About 45 people recently got together to discuss who is represented – and who's not – around the Statehouse grounds in downtown Springfield. In July, House Speaker Michael Madigan said he wants an audit done and statues of Pierre Menard and Stephen Douglas removed. Menard, the first lieutenant governor of Illinois, owned enslaved people. Douglas also benefited from slavery. State Rep. Camille Lilly, chair of the Illinois House Black Caucus and a legislator since 2010, told Illinois Times, "Myself and other members of the caucus have been talking about statues and monuments on the Capitol campus since we were elected." Lilly said she supports the idea for some statues to go and wants a new statue of President Barack Obama erected.
Citizens have also been discussing the issue, especially in the midst of the Black Lives Matter movement's resurgence. Illinois Times hosted a public virtual conversation on July 30 to explore their ideas. Speakers included activists, historians and even a professional monument builder. Most agreed that the status quo isn't cutting it.
Robert Moore, retired U.S. Marshal and a consultant for community and police relations, spoke about his fight in the early '90s to get a statue of Martin Luther King Jr. moved from behind the Capitol to a more prominent location, an effort that was successful. He defended the statue's current placement across the street from the Capitol, saying it is in regular public view. Dominic Watson, head of the Springfield Black Chamber of Commerce, said the statue needs better upkeep or a total refurbishment and that it belongs on the Statehouse grounds. Tim Drea, head of the Illinois AFL-CIO, spoke about King's 1965 visit to Springfield during which he made a powerful speech about labor relations.
The statue of Menard was erected in 1886. In the bronze rendering, Menard, who was a fur trader, looks down upon a kneeling Native American. "Even looking at it, you can tell that it is a story of supremacy. It's a story of inequality. It's a story that upholds a harmful, dangerous ideal, where a group of people is lesser than another group of people," said Reggie Guyton during the discussion. He's a historical actor and member of the Springfield Black Theatre Alliance. Vincent "June" Chappelle, also a member of the theater group as well as a board member of the Springfield and Central Illinois African American History Museum, said in no uncertain terms of Menard, "There's no reason why someone like that should have a spot on the Statehouse grounds."
Black Lives Matter Springfield and Springfield Call 2 Action are among the activist groups in the capital city calling for change. Elizabeth Scrafford spoke on behalf of both groups. "Folks who promote inequality or promoted inequality, bigotry and oppression should not be celebrated anywhere on state grounds where the work of the people is taken up," she said. "The Statehouse is the people's house, and every Illinois resident should be welcome." Faith Coalition for the Common Good president Roy Williams Jr. added the importance of education. Williams said he worked at the Capitol building for years and heard firsthand how certain aspects of history were omitted during tours. "Whatever happens, whatever statue is moved or whatever statue comes down, we have to educate the kids on why it was there in the first place," Williams said.

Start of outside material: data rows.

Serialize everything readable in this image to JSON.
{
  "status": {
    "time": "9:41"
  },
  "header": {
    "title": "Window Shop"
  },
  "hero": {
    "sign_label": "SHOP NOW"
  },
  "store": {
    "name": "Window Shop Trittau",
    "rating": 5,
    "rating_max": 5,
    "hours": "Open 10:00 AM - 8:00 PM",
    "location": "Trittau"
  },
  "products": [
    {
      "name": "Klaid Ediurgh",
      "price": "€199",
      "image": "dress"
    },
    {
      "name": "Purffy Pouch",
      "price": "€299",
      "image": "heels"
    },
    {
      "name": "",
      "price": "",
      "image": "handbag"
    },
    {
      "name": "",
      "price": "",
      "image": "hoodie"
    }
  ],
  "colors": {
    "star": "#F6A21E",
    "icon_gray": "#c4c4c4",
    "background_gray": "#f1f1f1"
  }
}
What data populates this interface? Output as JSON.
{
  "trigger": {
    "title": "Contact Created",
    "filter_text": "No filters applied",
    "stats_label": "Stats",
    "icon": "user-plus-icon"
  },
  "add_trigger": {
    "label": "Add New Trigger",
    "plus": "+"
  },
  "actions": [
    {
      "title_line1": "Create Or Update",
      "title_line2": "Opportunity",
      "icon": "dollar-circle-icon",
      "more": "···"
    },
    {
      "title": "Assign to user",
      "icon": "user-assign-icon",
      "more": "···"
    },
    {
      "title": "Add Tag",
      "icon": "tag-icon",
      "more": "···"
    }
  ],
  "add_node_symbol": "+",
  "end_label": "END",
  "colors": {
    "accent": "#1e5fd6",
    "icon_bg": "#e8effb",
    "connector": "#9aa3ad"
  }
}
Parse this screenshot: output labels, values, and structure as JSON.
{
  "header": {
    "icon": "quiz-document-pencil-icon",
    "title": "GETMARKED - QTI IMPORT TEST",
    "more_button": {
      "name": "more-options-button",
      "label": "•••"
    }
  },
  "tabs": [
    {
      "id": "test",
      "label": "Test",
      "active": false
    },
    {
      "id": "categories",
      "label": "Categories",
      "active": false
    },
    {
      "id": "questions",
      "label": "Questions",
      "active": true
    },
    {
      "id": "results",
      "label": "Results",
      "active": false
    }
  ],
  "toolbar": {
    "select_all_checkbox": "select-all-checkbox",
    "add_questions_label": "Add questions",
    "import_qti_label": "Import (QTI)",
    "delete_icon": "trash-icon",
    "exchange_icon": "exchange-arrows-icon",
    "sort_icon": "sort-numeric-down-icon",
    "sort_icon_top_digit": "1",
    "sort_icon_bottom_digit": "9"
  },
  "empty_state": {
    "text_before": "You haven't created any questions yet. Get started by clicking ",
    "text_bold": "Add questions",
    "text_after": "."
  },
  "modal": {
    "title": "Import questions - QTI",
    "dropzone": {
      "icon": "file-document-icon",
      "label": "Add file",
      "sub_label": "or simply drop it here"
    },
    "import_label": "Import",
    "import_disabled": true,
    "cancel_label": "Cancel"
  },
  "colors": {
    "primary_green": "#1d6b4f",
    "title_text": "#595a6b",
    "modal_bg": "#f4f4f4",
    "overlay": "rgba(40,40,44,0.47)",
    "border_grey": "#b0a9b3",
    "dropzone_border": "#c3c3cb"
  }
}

"I'm of the opinion that if the people say that it's hurtful, then it needs to come down," said Tiffani Saunders, a professor of sociology and African American studies at the University of Illinois Springfield. She spoke about how statues and symbols are used to reflect the values of a culture. "We're at a unique historical moment ... where we get to decide what are the values, beliefs and ideas we hold as residents of this state today," Saunders said. "Legislators have a moral obligation to ensure that the symbols that are in that building and around that space don't inflict symbolic violence on the citizens of the state." Sarah Webb, an English professor at UIS, said statues tell stories about who belongs – "who matters." She said we should all consider who feels welcome in certain areas or instances and why or why not. "I'm encouraging all of us to think about Springfield and our respective neighborhoods and communities and streets on a larger scale," said Webb.
The topic of inclusion was brought up in terms of the lack of women and other people of color represented at the Capitol during the discussion. But the idea of being past a point in time where putting certain individuals on literal and figurative pedestals as statues was also discussed. Webb posed, "Can we think about other kinds of memorials and other kinds of spaces that are meant to not only memorialize and honor but also educate?" Saunders said she believed if statues are removed, the space should remain vacant and the stories of why those spaces are now empty should be told.
The ultimate decision is not in the hands of Springfield residents, but the powers-that-be at the state Capitol. Rep. Lilly said she is hopeful that after years of inaction, concerns and new ideas will finally be listened to. "We have put legislation on the books for session after session, and nothing happened," she said. "It appears to me that now is the time."
You can view the "Statehouse Statues Solutions" panel discussion in full at: tinyurl.com/y5cpl287
Contact Rachel Otwell at firstname.lastname@example.org.